Write out the data again in full, exactly as it reads.
[[ Data excerpts, beginning ]]
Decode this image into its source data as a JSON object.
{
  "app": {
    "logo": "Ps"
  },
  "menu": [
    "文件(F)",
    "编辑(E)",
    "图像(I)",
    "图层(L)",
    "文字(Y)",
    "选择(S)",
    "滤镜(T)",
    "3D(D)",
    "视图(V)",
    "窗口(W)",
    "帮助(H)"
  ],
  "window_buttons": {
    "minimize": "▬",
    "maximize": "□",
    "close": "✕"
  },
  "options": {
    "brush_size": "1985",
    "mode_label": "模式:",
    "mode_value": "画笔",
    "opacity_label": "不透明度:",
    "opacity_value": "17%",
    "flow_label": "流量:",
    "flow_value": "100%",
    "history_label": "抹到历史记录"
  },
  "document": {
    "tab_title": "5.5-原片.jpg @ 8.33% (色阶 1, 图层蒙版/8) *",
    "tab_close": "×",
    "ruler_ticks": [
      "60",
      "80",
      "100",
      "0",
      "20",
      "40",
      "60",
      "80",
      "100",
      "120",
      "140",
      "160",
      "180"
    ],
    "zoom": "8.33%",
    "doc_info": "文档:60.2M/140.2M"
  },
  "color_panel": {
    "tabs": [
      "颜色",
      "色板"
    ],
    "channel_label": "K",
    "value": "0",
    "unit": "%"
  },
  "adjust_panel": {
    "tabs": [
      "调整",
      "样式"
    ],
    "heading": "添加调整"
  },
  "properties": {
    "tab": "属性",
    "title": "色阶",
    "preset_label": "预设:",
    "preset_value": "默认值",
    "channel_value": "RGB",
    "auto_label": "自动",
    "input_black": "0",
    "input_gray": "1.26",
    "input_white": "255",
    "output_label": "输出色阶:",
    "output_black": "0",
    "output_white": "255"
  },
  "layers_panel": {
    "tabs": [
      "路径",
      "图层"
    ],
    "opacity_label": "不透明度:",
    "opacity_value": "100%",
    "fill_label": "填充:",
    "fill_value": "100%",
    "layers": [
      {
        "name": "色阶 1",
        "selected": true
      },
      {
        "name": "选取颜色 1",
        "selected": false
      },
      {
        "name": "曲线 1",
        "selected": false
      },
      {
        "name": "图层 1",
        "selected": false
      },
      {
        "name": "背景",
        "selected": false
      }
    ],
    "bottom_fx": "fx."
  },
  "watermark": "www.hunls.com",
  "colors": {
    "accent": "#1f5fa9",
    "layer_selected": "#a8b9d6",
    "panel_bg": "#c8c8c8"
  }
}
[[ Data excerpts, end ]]
Solution.
Decode this image into its source data as a JSON object.
{
  "app": {
    "logo": "Ps"
  },
  "menu": [
    "文件(F)",
    "编辑(E)",
    "图像(I)",
    "图层(L)",
    "文字(Y)",
    "选择(S)",
    "滤镜(T)",
    "3D(D)",
    "视图(V)",
    "窗口(W)",
    "帮助(H)"
  ],
  "window_buttons": {
    "minimize": "▬",
    "maximize": "□",
    "close": "✕"
  },
  "options": {
    "brush_size": "1985",
    "mode_label": "模式:",
    "mode_value": "画笔",
    "opacity_label": "不透明度:",
    "opacity_value": "17%",
    "flow_label": "流量:",
    "flow_value": "100%",
    "history_label": "抹到历史记录"
  },
  "document": {
    "tab_title": "5.5-原片.jpg @ 8.33% (色阶 1, 图层蒙版/8) *",
    "tab_close": "×",
    "ruler_ticks": [
      "60",
      "80",
      "100",
      "0",
      "20",
      "40",
      "60",
      "80",
      "100",
      "120",
      "140",
      "160",
      "180"
    ],
    "zoom": "8.33%",
    "doc_info": "文档:60.2M/140.2M"
  },
  "color_panel": {
    "tabs": [
      "颜色",
      "色板"
    ],
    "channel_label": "K",
    "value": "0",
    "unit": "%"
  },
  "adjust_panel": {
    "tabs": [
      "调整",
      "样式"
    ],
    "heading": "添加调整"
  },
  "properties": {
    "tab": "属性",
    "title": "色阶",
    "preset_label": "预设:",
    "preset_value": "默认值",
    "channel_value": "RGB",
    "auto_label": "自动",
    "input_black": "0",
    "input_gray": "1.26",
    "input_white": "255",
    "output_label": "输出色阶:",
    "output_black": "0",
    "output_white": "255"
  },
  "layers_panel": {
    "tabs": [
      "路径",
      "图层"
    ],
    "opacity_label": "不透明度:",
    "opacity_value": "100%",
    "fill_label": "填充:",
    "fill_value": "100%",
    "layers": [
      {
        "name": "色阶 1",
        "selected": true
      },
      {
        "name": "选取颜色 1",
        "selected": false
      },
      {
        "name": "曲线 1",
        "selected": false
      },
      {
        "name": "图层 1",
        "selected": false
      },
      {
        "name": "背景",
        "selected": false
      }
    ],
    "bottom_fx": "fx."
  },
  "watermark": "www.hunls.com",
  "colors": {
    "accent": "#1f5fa9",
    "layer_selected": "#a8b9d6",
    "panel_bg": "#c8c8c8"
  }
}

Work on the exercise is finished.